Tomorrow’s Election Likely Historic


Elliott Stonecipherby Elliott Stonecipher

Barring an upset as shocking as President Harry Truman’s victory over Thomas E. Dewey in 1948, tomorrow’s election will end a remarkable era in Louisiana government and politics.  Should U. S. Senator Mary Landrieu lose her campaign for a fourth term, our state will be without a Democratic Party member in the upper house since Rutherford B. Hayes was elected President by the Electoral College in 1876.

James B. Eustis
James B. Eustis

Democrat James B. Eustis was also elected that year, to serve Louisiana in the U. S. Senate.  Since that balloting 138 years ago, at least one member of the Democratic Party has represented Louisiana in the U. S. Senate.  Perhaps even more dramatically put, during the 122-year period from the 1882 election of Democrat Randall L. Gibson to the 2004 election of Republican Senator David Vitter, both U. S. Senators from Louisiana were Democrats.

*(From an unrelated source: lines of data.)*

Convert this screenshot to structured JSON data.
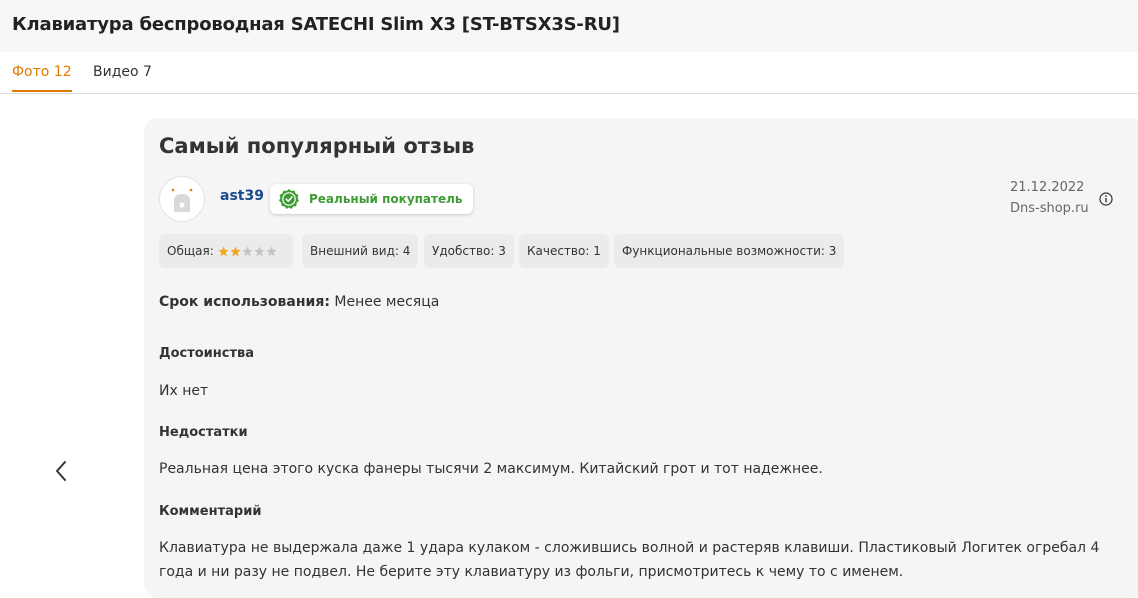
{
  "product": {
    "title": "Клавиатура беспроводная SATECHI Slim X3 [ST-BTSX3S-RU]"
  },
  "tabs": [
    {
      "label": "Фото 12",
      "active": true
    },
    {
      "label": "Видео 7",
      "active": false
    }
  ],
  "review": {
    "heading": "Самый популярный отзыв",
    "author": "ast39",
    "badge": "Реальный покупатель",
    "date": "21.12.2022",
    "source": "Dns-shop.ru",
    "ratings": [
      {
        "label": "Общая:",
        "stars": 2,
        "max": 5
      },
      {
        "label": "Внешний вид: 4"
      },
      {
        "label": "Удобство: 3"
      },
      {
        "label": "Качество: 1"
      },
      {
        "label": "Функциональные возможности: 3"
      }
    ],
    "usage_label": "Срок использования:",
    "usage_value": "Менее месяца",
    "sections": [
      {
        "title": "Достоинства",
        "text": "Их нет"
      },
      {
        "title": "Недостатки",
        "text": "Реальная цена этого куска фанеры тысячи 2 максимум. Китайский грот и тот надежнее."
      },
      {
        "title": "Комментарий",
        "text": "Клавиатура не выдержала даже 1 удара кулаком - сложившись волной и растеряв клавиши. Пластиковый Логитек огребал 4 года и ни разу не подвел. Не берите эту клавиатуру из фольги, присмотритесь к чему то с именем."
      }
    ]
  },
  "colors": {
    "accent": "#e07b00",
    "star_filled": "#f5a623",
    "star_empty": "#c4c4c4",
    "buyer_green": "#3f9c35",
    "username_blue": "#1a4a8a"
  },
  "icons": [
    "chevron-left-icon",
    "shield-check-icon",
    "info-icon",
    "star-icon",
    "avatar-placeholder-icon"
  ]
}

I am included among those who remember one-party Louisiana.  I am also among those who believe democracy fares exceedingly poorly in such condition.  Regardless, the expected outcome in tomorrow’s election means Louisiana will have no Democrat elected to any statewide office, and only one – 2nd District Congressman Cedric Richmond – among the six members of our delegation in the U. S. House of Representatives.

In the absence of a top-to-bottom rebuilding, the Democratic Party here and in many other states in the South will head even further down the road the Republican Party traveled after Civil War Reconstruction.

What's Perspective?
What’s Perspective?

Following tomorrow’s election, much will be written about the panoply of related issues.  For now, I personally find the perspective of those from outside Louisiana more than merely interesting.  Over the past weeks, I have benefited from being interviewed by many national reporters as they spent time here to better understand and report on this election.  An excellent example is my time discussing this with Richard Fausset, the New York Times Bureau Chief in Atlanta.

Richard’s work appears on the front-page of the Times today, and I heartily recommend it to you.

Elliott Stonecipher